Integrated Medical Partners Blog

February 8, 2021

Breast Cancer surpasses Lung as the most commonly diagnosed form of the disease

For the first time ever, female breast cancer has surpassed lung as the most commonly diagnosed form of the disease across the globe, experts announced on Thursday. 

Clinicians diagnosed roughly 19.3 million new cancer cases worldwide last year alone, with 10 million deaths. Female breast cancer led the way in diagnoses with 2.3 million new cases (11.7%), followed by lung (11.4%), colorectal (10%), prostate (7.3%) and stomach (5.6%) cancers, the American Cancer Society noted.

The American Cancer Society (ASC) reported breast cancer cases are even rising in countries where rates have been historically low.  “Dramatic changes in lifestyle and built environment have had an impact on the prevalence of breast cancer risk factors such as excess body weight, physical inactivity, alcohol consumption, postponement of childbearing, fewer childbirths, and less bre

astfeeding,” Hyuna Sung, PhD, principal scientist in cancer surveillance research for the ACS noted American Cancer Society Journals 

Meanwhile, lung cancer remained the leading cause of cancer mortality at 1.8 million deaths (18%) in 2020, followed by colorectal (9.4%), liver (8.3%), stomach (7.7%) and female breast (6.9%) cancers. Experts are predicting an estimated 28.4 million new cancer cases will occur in 2040, a roughly 47% uptick from last year.  And these numbers do not even factor in the novel coronavirus, as they are based on extrapolations of data collected prior to the public health crisis. 

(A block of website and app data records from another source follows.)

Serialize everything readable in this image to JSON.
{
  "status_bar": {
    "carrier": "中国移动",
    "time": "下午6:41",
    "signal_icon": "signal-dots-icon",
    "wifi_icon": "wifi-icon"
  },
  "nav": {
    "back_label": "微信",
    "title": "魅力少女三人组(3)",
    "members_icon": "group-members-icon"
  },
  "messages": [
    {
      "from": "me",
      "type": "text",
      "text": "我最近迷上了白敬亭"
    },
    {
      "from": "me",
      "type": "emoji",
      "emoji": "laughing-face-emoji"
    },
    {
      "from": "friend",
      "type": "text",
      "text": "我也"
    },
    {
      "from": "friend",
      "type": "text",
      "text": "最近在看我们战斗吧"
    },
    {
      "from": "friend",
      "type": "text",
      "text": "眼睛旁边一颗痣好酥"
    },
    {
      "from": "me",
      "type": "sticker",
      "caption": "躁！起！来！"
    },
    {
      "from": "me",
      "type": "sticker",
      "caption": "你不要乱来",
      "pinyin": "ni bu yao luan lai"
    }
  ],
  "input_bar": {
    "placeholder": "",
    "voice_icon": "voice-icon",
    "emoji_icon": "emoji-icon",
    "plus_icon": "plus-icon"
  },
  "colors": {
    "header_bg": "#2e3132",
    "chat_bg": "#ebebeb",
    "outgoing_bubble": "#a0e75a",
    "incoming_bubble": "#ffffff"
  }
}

“Delays in diagnosis and treatment associated with the concerns of individuals, health system closures—including suspension of screening programs, and reduced availability of and access to care—are expected to cause a short‐term decline in cancer incidence followed by increases in advanced‐stage diagnoses and cancer mortality in some settings,” Sung and co-authors noted.  

Anecdotally, these trends are starting to materialize, Northwestern University radiologist Sarah Friedewald, MD, wrote in blog post shared Thursday. She’s heard reports of “unfortunate cases” where missed screenings are resulting in delayed breast cancer diagnoses. At the height of the pandemic, some had witnessed breast imaging volume declines as high as 94%, and data will eventually confirm the long-term ramifications of such interruptions.  

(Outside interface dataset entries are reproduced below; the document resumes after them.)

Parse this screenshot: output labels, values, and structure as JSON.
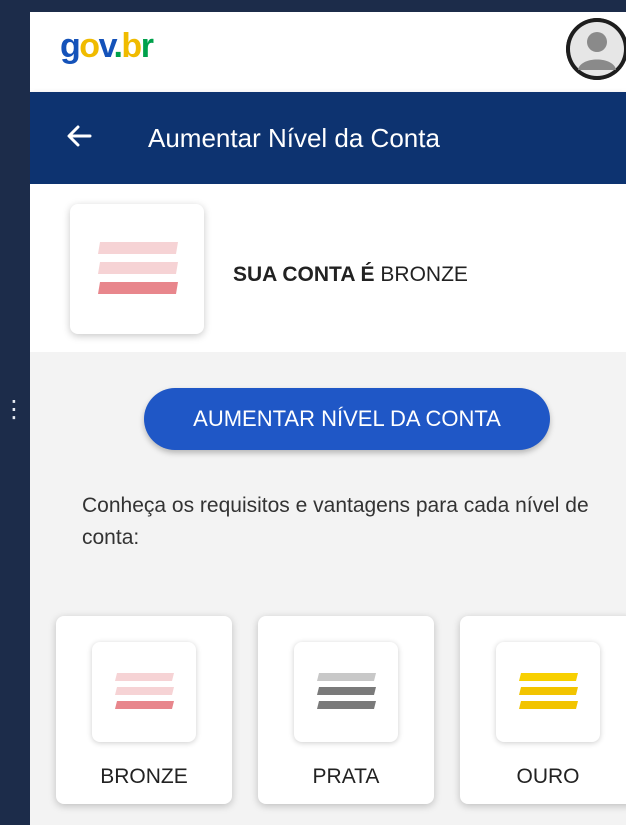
{
  "window_edge": {
    "glyph": "⋮"
  },
  "header": {
    "logo_parts": {
      "g": "g",
      "o": "o",
      "v": "v",
      "dot": ".",
      "b": "b",
      "r": "r"
    },
    "avatar_icon": "user-avatar"
  },
  "nav": {
    "back_icon": "arrow-left-icon",
    "title": "Aumentar Nível da Conta"
  },
  "account": {
    "status_label": "SUA CONTA É",
    "status_level": "BRONZE"
  },
  "cta": {
    "label": "AUMENTAR NÍVEL DA CONTA"
  },
  "info": {
    "text": "Conheça os requisitos e vantagens para cada nível de conta:"
  },
  "levels": [
    {
      "label": "BRONZE",
      "color_light": "#f6d3d5",
      "color_dark": "#e8868c"
    },
    {
      "label": "PRATA",
      "color_light": "#c8c8c8",
      "color_dark": "#7a7a7a"
    },
    {
      "label": "OURO",
      "color_light": "#f8d000",
      "color_dark": "#f2c400"
    }
  ],
  "colors": {
    "brand_blue": "#0d3370",
    "button_blue": "#1f57c6",
    "outer_bg": "#1c2c4a"
  }
}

She’s expecting a drop in scheduled appointments from March to May this year, after patients weren’t screened at the same time in 2020. But Friedwald sees a “prime opportunity” to both reach out to patients who missed their mammogram, and court those who never had one.  Friedwald wrote on February 4, 2021, “Our outreach is critical to decrease the negative impact of COVID-19 on our patients.”